    Her voice is gravely and she could barely speak! I’m sure she’s awesome and funny and yada,yada,yada… but not in THIS movie. Jesus. It hurt my soul. And kept taking me out of the film. And I KNOW it did the same to everyone else my age watching (35-40).

    I’ve read all her books and I don’t get it. Over 50 shouldn’t immediately equal ‘Grandma”. They need to marginalize her completely for the next movie. There were BRIEF moments where Ford became Solo, but she was “old Carrie Fisher” from the moment go. Even Alec Guinness in the fuckin’ original didn’t come off as that old!

    • It hurt your soul? Give us a break. Matt S., your comments are hyperbolic and false. I am her age, and, allowing for the fact that people age differently, she looks her age both in interviews and onscreen. 59 is more than old enough to be a grandparent, in fact. The article is smart and right; it’s too bad you are uneducable.

    • Diana Dearen says:

      Yeah, well…in the end, aging is the great equalizer…..if all a person has is their youth & looks….reality will hit them hard…but if they are so much more, they’ll keep going and evolving…this world needs to appreciate this.

    • Susie says:

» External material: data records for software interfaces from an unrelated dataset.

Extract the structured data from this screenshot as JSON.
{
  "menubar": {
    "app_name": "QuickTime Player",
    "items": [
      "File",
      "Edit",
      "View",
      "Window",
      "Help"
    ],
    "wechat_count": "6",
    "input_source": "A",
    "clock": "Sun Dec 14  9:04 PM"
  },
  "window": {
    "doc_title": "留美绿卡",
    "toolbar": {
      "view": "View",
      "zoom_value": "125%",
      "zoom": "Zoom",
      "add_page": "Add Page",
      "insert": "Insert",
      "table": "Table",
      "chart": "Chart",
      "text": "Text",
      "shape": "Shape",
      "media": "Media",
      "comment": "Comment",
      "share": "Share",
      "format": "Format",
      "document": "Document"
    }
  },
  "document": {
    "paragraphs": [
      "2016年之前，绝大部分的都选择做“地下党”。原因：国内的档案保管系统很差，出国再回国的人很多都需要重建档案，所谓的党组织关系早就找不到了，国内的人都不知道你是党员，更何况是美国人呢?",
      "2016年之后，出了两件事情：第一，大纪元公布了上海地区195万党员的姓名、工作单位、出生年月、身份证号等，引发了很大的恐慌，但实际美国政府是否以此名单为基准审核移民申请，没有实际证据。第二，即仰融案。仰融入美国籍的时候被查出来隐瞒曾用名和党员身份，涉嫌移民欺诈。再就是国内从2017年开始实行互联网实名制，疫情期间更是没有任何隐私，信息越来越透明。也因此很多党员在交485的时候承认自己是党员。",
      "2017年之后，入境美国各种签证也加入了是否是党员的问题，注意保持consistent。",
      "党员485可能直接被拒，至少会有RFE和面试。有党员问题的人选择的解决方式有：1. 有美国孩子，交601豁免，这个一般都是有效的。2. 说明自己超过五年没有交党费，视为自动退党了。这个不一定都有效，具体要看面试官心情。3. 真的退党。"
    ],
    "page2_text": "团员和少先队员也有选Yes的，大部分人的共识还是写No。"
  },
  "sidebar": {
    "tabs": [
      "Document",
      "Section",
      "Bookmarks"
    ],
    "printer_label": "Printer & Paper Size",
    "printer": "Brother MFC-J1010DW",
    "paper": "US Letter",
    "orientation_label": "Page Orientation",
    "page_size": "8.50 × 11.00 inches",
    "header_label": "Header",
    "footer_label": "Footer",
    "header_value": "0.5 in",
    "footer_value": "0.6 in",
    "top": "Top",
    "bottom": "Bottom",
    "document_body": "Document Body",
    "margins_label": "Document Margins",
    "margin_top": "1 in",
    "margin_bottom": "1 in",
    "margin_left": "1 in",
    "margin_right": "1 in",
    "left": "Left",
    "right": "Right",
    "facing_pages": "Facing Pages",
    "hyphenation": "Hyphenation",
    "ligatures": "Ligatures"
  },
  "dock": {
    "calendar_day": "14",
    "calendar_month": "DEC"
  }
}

      I am 46. I have a bunch of friends at the same age as Fisher, 59. Some of them have completely white hair and deep wrinkles and some could pass for 50. We should let our actresses age in their individual ways so the model for aging isn’t so narrow. Great Britain let’s her actresses age and we love it! Judy Dench, Maggie Smith who had looked older than Fisher when they were 59 still carry the plots of their films and their age conveys reality.

  12. Clare says:

    I also think it’s important to acknowledge that her struggle with mental illness (bipolar disorder) is part of the reason she gained the weight. From Fisher herself:

    “What I didn’t realize, back when I was this twenty-five-year-old pinup for geeks in that me myself and iconic metal bikini, was that I had signed an invisible contract to stay looking the exact same way for the next thirty to forty years. Well, clearly I’ve broken that contract. Partly because, in an effort to keep up my disguise as a human being, I had a child at some point. And then, in an effort to stay sane for said child, I took pounds and pounds of medications that have the dual effect of causing water retention (think ocean, not lake) while also creating a craving for salad—chocolate salad. So yes, in answer to your unexpressed question, sanity does turn out to come at a heavy price.”

    She didn’t “let herself go” or “get lazy.” She chose sanity over the way her body looked. Having had personal experience with depression meds myself, they definitely make you gain weight. I’m only 32 and I empathize greatly with Fisher in that sometimes I am considered to have “let myself go.” It’s a cruel, awful society we live in, and one of its greatest acts of violence is its hatred of women’s bodies. Carrie Fisher is witty and intelligent and wise and warm, and she is so much more than the way she looks. I’m so glad she exists to add her voice to the endless conversation about women in Hollywood (and in life, really).